Task prompt :: Please output each entry exactly as it appears.

Data supplied ::

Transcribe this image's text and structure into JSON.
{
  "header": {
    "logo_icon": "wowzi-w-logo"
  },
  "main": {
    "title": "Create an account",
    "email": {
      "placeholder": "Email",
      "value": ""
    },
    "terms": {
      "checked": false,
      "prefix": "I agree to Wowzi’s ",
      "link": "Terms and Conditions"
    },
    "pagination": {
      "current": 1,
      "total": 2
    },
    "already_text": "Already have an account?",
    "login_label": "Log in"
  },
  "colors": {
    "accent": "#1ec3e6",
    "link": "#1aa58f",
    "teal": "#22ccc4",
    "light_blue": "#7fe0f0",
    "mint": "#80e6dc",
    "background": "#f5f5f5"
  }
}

Result of this exercise ::
Transcribe this image's text and structure into JSON.
{
  "header": {
    "logo_icon": "wowzi-w-logo"
  },
  "main": {
    "title": "Create an account",
    "email": {
      "placeholder": "Email",
      "value": ""
    },
    "terms": {
      "checked": false,
      "prefix": "I agree to Wowzi’s ",
      "link": "Terms and Conditions"
    },
    "pagination": {
      "current": 1,
      "total": 2
    },
    "already_text": "Already have an account?",
    "login_label": "Log in"
  },
  "colors": {
    "accent": "#1ec3e6",
    "link": "#1aa58f",
    "teal": "#22ccc4",
    "light_blue": "#7fe0f0",
    "mint": "#80e6dc",
    "background": "#f5f5f5"
  }
}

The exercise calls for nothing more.